**Activity**
Please state how many lines in the records below contain the word "true", giving only the number.

**Exercise data**
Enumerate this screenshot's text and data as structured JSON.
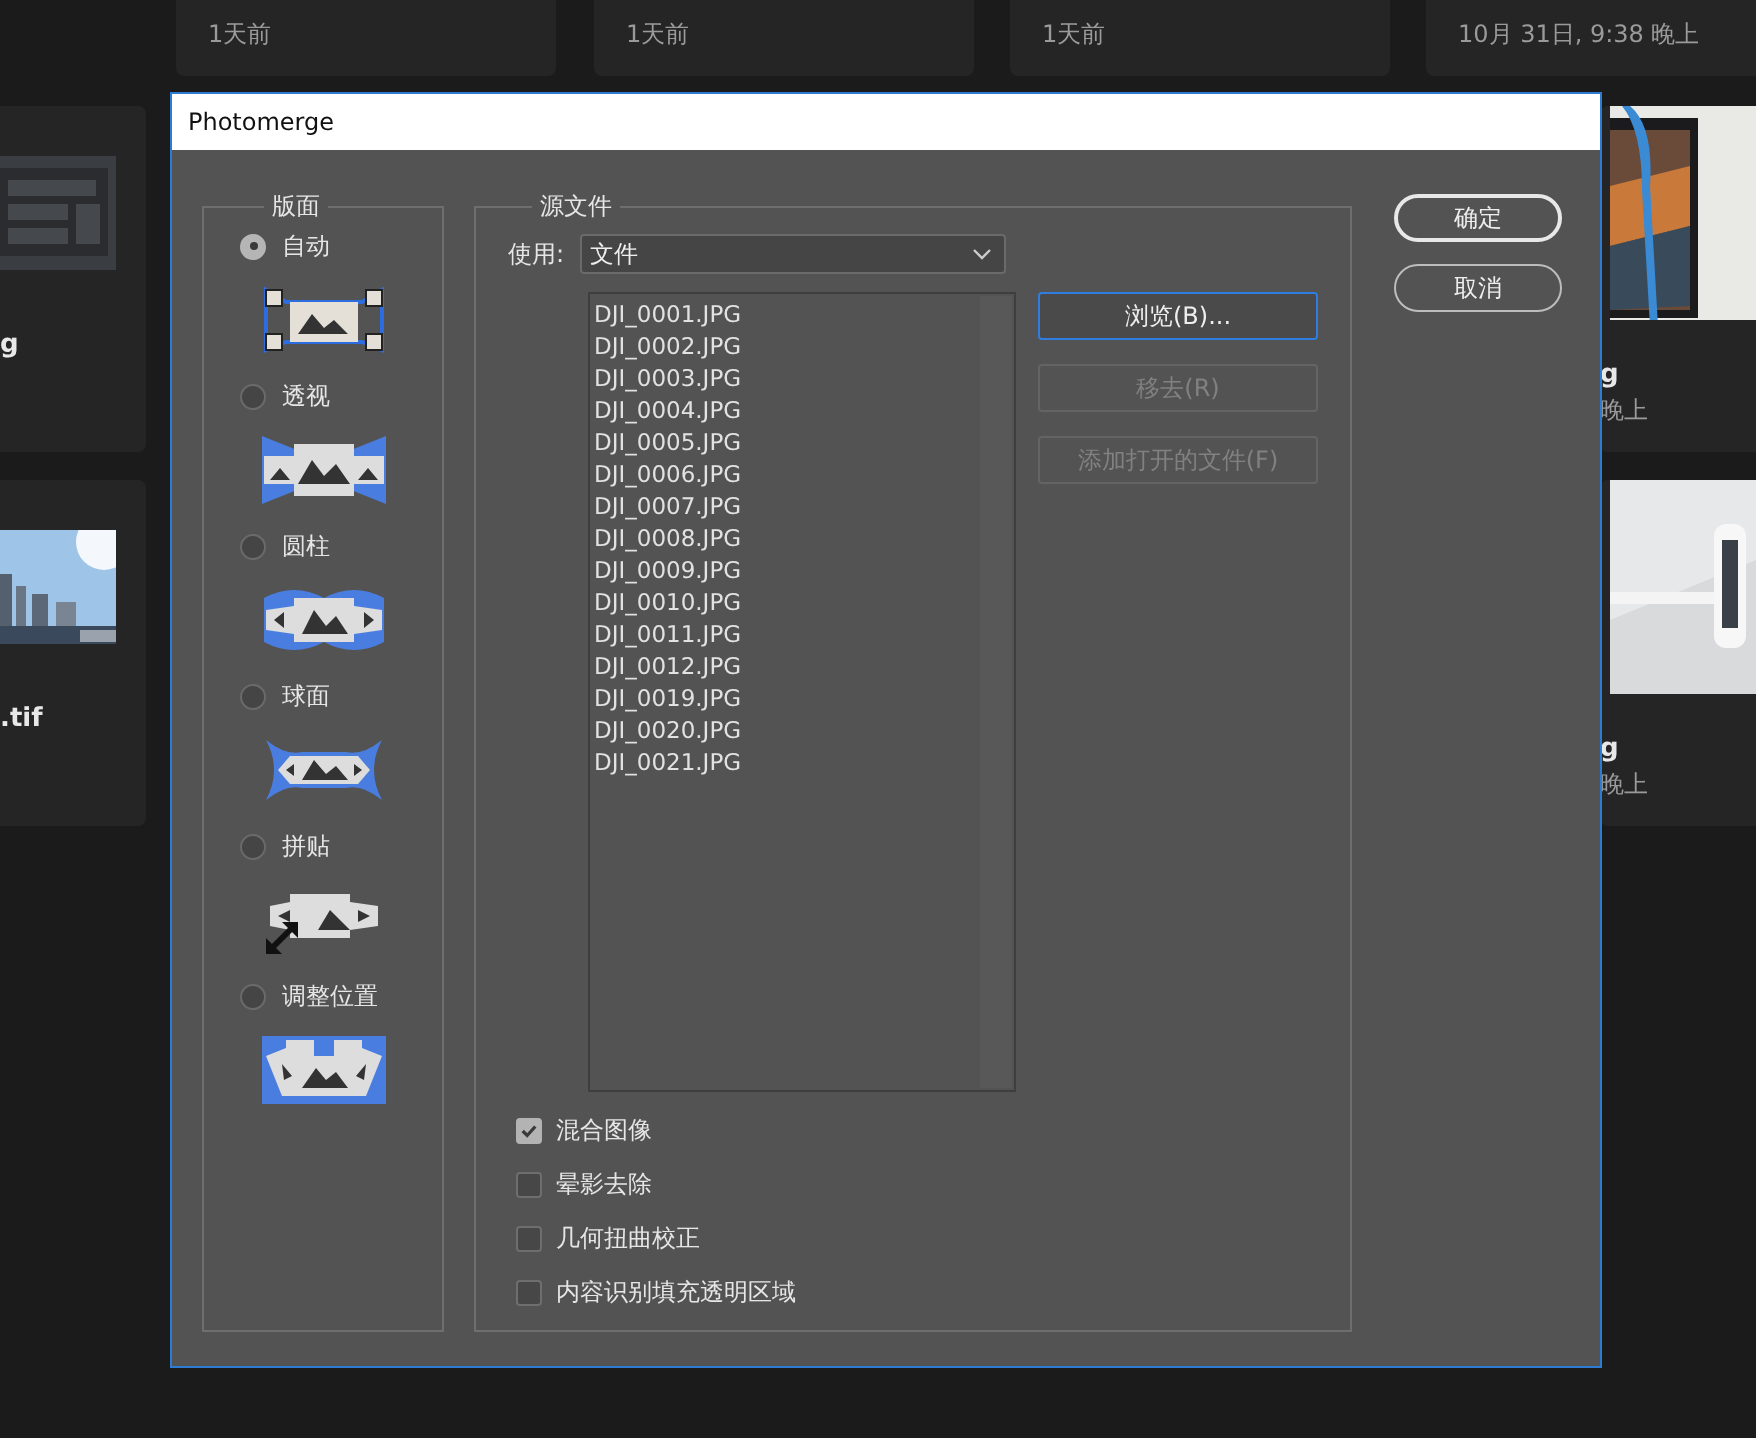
{
  "background": {
    "top_cards": [
      {
        "subtitle": "1天前"
      },
      {
        "subtitle": "1天前"
      },
      {
        "subtitle": "1天前"
      },
      {
        "subtitle": "10月 31日, 9:38 晚上"
      }
    ],
    "left_cards": [
      {
        "kind": "picture",
        "title": "g"
      },
      {
        "kind": "picture",
        "title": ".tif"
      }
    ],
    "right_cards": [
      {
        "kind": "picture",
        "title": "g",
        "subtitle": "晚上"
      },
      {
        "kind": "picture",
        "title": "g",
        "subtitle": "晚上"
      }
    ]
  },
  "dialog": {
    "title": "Photomerge",
    "layout_group": {
      "title": "版面",
      "options": [
        {
          "label": "自动",
          "kind": "auto",
          "selected": true
        },
        {
          "label": "透视",
          "kind": "perspective",
          "selected": false
        },
        {
          "label": "圆柱",
          "kind": "cylindrical",
          "selected": false
        },
        {
          "label": "球面",
          "kind": "spherical",
          "selected": false
        },
        {
          "label": "拼贴",
          "kind": "collage",
          "selected": false
        },
        {
          "label": "调整位置",
          "kind": "reposition",
          "selected": false
        }
      ]
    },
    "source_group": {
      "title": "源文件",
      "use_label": "使用:",
      "use_value": "文件",
      "files": [
        "DJI_0001.JPG",
        "DJI_0002.JPG",
        "DJI_0003.JPG",
        "DJI_0004.JPG",
        "DJI_0005.JPG",
        "DJI_0006.JPG",
        "DJI_0007.JPG",
        "DJI_0008.JPG",
        "DJI_0009.JPG",
        "DJI_0010.JPG",
        "DJI_0011.JPG",
        "DJI_0012.JPG",
        "DJI_0019.JPG",
        "DJI_0020.JPG",
        "DJI_0021.JPG"
      ],
      "buttons": [
        {
          "label": "浏览(B)...",
          "disabled": false
        },
        {
          "label": "移去(R)",
          "disabled": true
        },
        {
          "label": "添加打开的文件(F)",
          "disabled": true
        }
      ],
      "checkboxes": [
        {
          "label": "混合图像",
          "checked": true
        },
        {
          "label": "晕影去除",
          "checked": false
        },
        {
          "label": "几何扭曲校正",
          "checked": false
        },
        {
          "label": "内容识别填充透明区域",
          "checked": false
        }
      ]
    },
    "buttons": [
      {
        "label": "确定",
        "default": true
      },
      {
        "label": "取消",
        "default": false
      }
    ]
  }
}
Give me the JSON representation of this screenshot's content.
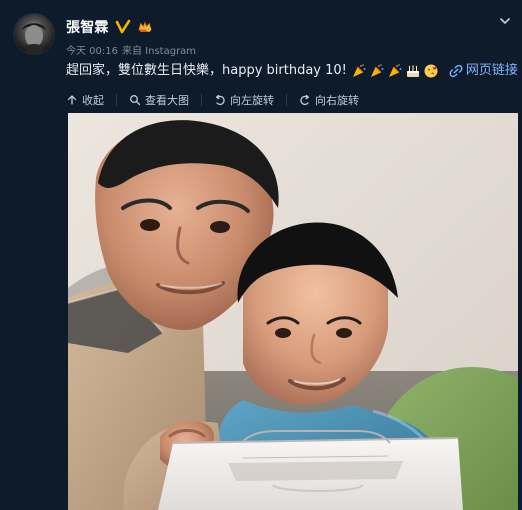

**Output for this task**
5